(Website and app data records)

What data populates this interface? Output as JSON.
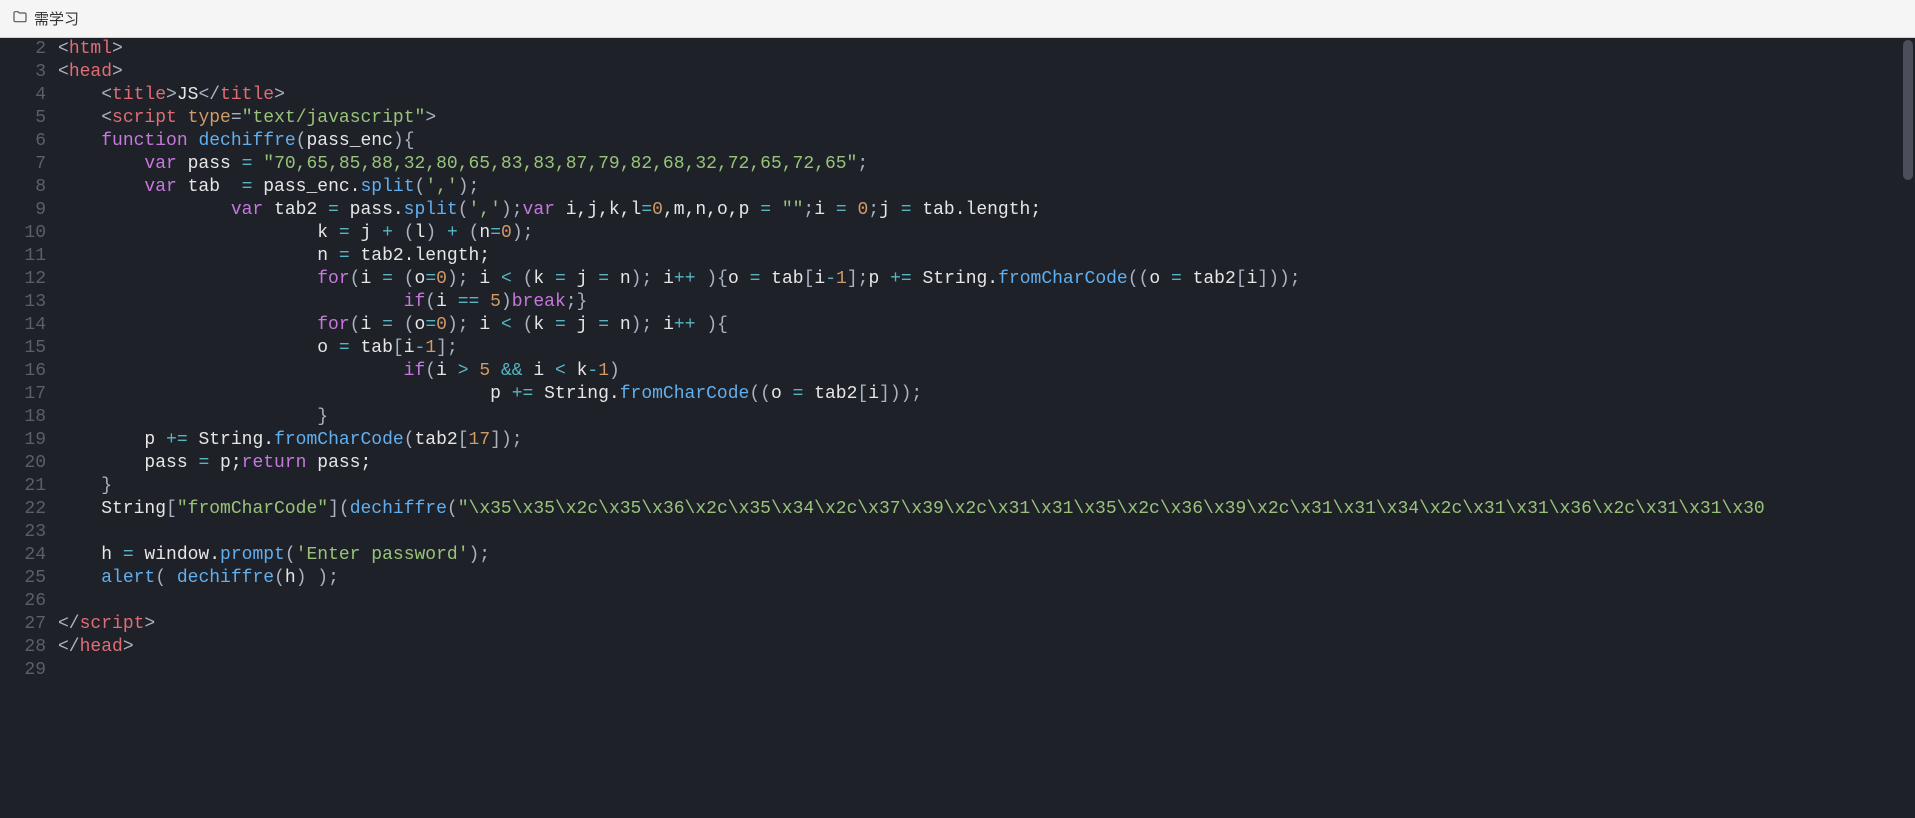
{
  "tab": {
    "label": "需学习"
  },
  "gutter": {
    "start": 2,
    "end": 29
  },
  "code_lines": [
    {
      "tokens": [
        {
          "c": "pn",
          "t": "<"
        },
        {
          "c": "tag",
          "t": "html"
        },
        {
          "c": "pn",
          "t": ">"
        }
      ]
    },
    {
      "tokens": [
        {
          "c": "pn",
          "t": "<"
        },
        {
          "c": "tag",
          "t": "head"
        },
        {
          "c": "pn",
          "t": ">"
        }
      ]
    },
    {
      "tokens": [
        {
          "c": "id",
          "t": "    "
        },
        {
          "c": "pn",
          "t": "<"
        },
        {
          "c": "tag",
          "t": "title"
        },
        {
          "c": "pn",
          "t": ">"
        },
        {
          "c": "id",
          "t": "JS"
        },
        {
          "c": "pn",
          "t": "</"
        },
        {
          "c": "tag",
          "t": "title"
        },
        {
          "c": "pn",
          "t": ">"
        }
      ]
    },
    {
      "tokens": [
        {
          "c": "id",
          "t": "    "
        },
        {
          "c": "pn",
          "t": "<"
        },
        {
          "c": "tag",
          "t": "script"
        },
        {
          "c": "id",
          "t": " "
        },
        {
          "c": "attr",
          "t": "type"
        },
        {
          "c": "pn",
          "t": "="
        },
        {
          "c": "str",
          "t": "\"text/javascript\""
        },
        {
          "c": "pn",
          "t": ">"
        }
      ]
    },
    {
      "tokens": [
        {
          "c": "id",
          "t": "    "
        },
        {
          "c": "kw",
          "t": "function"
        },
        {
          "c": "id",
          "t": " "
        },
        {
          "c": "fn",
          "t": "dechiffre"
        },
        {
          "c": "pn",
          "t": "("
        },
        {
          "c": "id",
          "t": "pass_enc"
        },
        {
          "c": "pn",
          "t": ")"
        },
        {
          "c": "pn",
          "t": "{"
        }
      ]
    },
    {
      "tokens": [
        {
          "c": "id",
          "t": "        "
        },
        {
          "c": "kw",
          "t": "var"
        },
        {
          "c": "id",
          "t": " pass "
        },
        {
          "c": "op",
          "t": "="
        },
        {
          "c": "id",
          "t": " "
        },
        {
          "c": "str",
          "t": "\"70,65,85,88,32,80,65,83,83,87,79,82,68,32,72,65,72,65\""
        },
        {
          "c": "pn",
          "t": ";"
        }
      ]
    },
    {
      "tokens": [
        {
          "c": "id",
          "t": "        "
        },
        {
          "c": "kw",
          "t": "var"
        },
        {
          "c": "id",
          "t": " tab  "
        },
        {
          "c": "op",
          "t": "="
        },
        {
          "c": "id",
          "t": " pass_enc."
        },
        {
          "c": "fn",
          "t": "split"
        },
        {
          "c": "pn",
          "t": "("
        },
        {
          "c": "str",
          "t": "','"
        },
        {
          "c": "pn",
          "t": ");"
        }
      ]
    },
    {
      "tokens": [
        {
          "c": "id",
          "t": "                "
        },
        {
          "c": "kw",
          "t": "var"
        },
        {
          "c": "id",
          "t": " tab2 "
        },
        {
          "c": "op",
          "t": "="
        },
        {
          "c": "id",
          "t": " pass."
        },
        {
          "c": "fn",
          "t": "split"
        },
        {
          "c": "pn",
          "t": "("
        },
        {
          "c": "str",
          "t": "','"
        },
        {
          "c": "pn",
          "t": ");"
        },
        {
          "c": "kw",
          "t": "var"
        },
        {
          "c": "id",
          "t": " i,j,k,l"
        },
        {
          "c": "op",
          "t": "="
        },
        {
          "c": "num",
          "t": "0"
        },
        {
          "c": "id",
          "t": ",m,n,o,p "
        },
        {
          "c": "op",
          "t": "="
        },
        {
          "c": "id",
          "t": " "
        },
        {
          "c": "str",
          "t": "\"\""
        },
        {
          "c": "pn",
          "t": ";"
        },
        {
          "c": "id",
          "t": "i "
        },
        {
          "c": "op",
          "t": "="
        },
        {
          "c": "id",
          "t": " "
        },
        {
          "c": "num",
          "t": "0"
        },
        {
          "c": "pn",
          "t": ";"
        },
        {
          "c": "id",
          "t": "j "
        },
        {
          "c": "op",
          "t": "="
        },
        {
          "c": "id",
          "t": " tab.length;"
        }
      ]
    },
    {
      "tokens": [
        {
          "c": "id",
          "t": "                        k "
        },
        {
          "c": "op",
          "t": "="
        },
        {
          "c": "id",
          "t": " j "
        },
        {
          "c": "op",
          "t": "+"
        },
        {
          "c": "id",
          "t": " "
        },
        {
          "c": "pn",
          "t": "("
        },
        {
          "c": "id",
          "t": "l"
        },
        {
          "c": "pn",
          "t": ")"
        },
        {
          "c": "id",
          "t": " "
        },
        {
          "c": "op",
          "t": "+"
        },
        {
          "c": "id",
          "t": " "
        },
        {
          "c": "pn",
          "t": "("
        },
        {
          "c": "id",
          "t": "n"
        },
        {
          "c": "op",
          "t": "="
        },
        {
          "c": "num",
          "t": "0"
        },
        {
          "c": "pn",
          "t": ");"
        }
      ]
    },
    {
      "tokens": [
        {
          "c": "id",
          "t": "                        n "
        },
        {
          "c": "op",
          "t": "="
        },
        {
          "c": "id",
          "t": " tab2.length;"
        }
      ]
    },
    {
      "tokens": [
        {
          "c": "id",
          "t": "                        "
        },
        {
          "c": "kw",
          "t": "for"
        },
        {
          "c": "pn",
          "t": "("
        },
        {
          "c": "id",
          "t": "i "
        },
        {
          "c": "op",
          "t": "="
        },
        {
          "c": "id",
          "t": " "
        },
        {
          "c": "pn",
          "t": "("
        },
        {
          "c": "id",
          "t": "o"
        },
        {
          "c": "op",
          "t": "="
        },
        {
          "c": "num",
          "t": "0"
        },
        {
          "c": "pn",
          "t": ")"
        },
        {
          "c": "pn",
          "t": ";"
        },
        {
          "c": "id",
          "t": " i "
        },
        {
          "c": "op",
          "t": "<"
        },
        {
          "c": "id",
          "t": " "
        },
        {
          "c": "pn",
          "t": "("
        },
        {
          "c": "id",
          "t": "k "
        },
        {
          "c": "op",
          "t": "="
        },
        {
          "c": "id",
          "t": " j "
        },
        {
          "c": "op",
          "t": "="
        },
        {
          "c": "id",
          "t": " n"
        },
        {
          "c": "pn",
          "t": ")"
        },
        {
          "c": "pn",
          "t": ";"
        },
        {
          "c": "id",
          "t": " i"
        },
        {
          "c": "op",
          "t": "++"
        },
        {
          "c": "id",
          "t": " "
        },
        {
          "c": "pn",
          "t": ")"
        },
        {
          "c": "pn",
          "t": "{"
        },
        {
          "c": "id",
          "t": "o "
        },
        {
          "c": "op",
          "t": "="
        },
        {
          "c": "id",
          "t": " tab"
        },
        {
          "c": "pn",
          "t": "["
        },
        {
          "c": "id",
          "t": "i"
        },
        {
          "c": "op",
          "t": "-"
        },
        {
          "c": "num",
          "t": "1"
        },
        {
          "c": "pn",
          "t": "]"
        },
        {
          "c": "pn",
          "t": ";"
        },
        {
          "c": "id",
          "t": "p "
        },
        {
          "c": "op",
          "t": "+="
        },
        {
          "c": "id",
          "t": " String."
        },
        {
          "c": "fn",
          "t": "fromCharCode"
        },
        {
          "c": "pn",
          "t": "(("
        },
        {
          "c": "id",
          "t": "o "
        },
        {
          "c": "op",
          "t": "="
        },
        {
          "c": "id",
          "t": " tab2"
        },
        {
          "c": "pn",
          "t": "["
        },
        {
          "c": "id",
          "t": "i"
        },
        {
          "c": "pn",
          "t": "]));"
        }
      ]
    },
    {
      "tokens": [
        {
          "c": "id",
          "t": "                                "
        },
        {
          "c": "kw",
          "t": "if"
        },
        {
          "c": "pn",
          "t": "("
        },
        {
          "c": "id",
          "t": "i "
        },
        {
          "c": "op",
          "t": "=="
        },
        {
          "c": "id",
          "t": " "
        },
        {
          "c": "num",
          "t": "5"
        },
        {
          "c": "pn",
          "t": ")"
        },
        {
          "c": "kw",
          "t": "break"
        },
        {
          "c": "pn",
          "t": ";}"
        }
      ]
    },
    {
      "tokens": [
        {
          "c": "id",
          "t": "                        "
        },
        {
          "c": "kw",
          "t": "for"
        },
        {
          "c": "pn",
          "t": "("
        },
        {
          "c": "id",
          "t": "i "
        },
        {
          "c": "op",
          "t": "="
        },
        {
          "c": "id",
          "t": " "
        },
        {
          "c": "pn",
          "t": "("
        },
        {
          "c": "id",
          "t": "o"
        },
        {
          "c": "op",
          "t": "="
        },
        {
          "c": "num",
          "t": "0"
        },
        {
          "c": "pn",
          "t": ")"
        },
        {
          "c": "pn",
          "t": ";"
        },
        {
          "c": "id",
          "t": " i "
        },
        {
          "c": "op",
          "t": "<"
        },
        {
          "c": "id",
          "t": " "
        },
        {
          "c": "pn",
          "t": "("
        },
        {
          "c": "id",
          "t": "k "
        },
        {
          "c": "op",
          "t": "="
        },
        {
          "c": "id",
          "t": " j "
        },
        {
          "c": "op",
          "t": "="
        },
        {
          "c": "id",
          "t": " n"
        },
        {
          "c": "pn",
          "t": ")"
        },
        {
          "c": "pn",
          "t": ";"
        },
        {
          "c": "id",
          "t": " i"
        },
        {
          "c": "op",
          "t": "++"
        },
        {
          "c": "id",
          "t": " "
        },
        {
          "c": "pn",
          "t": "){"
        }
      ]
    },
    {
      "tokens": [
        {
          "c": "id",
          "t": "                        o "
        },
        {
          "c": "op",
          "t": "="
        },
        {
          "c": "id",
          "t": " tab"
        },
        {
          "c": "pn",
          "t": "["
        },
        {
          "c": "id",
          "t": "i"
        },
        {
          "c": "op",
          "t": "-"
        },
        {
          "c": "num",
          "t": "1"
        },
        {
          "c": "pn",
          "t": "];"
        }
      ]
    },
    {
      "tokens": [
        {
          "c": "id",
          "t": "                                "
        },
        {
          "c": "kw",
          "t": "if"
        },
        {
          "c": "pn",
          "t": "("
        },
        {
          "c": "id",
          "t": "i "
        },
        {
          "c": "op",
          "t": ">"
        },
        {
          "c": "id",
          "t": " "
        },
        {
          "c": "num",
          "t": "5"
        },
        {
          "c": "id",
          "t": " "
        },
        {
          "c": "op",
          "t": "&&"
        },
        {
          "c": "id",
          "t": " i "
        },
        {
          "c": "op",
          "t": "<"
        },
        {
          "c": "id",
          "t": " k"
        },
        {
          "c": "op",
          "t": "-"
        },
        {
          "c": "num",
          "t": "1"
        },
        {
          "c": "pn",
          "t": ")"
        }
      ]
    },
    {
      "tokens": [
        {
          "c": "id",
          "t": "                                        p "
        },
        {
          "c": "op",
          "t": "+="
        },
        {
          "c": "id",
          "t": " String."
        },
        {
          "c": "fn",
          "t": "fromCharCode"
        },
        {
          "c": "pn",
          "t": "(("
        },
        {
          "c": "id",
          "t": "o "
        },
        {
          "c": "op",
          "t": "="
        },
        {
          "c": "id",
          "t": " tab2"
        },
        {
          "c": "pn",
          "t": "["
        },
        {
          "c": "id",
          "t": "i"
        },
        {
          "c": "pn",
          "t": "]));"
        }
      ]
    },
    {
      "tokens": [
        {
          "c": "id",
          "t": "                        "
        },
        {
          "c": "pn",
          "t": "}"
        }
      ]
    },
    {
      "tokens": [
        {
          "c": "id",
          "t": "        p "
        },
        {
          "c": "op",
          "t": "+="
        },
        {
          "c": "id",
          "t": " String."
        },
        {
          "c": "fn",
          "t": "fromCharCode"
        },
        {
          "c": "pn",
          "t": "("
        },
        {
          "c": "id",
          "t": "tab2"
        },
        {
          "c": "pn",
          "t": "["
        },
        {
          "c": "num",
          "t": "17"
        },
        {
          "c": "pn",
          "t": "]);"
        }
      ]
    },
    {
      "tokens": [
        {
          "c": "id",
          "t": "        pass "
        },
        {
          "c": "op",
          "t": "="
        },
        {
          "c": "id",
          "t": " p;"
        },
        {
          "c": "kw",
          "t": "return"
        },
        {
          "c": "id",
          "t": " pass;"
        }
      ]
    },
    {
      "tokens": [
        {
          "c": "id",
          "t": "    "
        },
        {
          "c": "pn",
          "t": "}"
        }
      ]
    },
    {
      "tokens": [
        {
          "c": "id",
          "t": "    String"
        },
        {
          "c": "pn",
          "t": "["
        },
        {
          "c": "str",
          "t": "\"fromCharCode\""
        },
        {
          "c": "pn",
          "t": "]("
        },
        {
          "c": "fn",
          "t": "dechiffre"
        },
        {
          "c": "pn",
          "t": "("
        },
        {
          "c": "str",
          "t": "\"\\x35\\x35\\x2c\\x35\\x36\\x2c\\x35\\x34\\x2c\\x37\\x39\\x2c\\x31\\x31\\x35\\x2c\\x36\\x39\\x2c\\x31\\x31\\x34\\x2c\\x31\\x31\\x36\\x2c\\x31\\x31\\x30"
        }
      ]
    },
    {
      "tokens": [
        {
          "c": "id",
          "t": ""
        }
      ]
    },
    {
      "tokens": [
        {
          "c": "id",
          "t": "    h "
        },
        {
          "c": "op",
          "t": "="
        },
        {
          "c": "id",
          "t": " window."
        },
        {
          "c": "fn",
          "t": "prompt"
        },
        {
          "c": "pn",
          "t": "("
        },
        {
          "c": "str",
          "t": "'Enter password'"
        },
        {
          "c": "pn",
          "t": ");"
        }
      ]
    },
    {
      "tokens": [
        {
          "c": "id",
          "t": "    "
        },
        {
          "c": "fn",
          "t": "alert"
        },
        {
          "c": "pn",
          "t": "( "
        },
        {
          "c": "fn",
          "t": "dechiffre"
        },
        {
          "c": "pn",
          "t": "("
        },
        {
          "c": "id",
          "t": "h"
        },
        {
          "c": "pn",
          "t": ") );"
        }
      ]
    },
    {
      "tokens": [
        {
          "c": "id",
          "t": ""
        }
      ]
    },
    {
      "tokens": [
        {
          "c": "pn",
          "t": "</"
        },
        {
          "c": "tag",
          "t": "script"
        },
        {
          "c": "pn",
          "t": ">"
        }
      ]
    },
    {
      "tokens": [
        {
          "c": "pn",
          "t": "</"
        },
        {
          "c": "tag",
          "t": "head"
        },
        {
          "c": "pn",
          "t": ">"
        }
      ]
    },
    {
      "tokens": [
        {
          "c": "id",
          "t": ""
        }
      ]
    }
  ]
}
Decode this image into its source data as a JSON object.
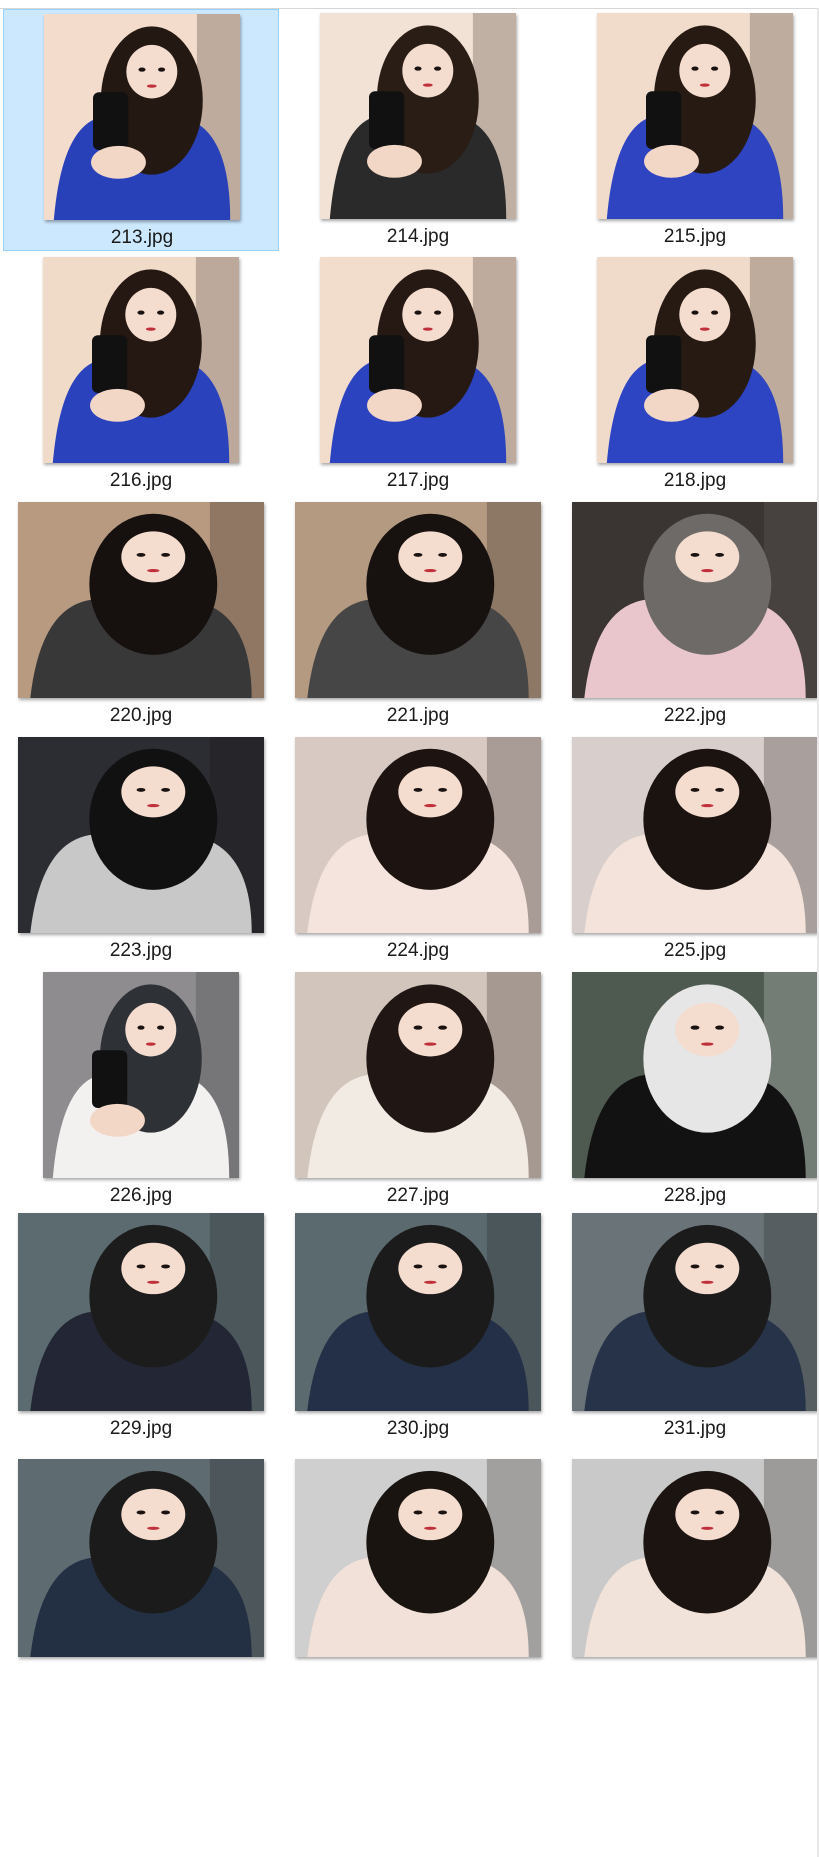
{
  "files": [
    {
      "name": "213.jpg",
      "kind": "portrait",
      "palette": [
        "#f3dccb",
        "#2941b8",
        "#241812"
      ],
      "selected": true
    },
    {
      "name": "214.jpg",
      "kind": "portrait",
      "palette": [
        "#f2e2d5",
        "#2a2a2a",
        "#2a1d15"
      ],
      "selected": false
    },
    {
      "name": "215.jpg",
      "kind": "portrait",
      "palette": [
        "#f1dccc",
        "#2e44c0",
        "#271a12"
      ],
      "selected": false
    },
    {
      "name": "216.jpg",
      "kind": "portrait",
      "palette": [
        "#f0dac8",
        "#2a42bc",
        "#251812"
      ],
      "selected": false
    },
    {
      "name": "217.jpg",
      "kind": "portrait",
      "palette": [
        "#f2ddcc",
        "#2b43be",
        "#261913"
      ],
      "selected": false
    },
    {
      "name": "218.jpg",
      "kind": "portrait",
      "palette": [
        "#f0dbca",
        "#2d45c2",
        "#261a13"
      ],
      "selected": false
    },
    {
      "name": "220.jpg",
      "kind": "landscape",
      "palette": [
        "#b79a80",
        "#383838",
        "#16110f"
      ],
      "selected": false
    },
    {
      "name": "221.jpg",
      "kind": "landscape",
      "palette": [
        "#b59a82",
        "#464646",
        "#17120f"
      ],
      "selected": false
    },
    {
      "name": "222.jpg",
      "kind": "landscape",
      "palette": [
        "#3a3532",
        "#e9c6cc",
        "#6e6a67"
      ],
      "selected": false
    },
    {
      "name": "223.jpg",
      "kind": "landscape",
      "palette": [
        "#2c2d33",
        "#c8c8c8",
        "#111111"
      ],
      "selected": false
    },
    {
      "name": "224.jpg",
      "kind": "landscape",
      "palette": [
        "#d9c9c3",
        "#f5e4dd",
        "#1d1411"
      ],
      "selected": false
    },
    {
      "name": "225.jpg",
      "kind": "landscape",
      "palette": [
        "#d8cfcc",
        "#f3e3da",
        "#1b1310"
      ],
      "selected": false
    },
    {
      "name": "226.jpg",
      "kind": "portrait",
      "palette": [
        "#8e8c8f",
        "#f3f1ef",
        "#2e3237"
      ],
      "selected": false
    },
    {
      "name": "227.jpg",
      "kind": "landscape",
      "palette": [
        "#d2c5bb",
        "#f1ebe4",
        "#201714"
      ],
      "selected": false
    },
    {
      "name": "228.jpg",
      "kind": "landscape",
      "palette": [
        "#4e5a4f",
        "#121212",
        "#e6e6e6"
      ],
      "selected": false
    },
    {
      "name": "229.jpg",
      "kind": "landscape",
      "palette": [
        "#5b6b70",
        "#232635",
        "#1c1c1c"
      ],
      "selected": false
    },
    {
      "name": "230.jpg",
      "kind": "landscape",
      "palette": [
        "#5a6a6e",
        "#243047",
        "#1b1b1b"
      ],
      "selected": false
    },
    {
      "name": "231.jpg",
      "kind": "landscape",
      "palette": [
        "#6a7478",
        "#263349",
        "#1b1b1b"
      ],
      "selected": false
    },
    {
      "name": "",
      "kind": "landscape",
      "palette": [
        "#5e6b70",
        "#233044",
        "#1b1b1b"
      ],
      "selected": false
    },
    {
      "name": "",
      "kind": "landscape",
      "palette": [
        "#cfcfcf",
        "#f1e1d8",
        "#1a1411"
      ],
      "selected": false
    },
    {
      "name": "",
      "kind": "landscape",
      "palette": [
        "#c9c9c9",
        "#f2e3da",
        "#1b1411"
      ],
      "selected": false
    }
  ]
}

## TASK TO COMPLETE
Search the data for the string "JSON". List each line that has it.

## THE ANSWER
What data populates this interface? Output as JSON.
Decode this image into its source data as a JSON object.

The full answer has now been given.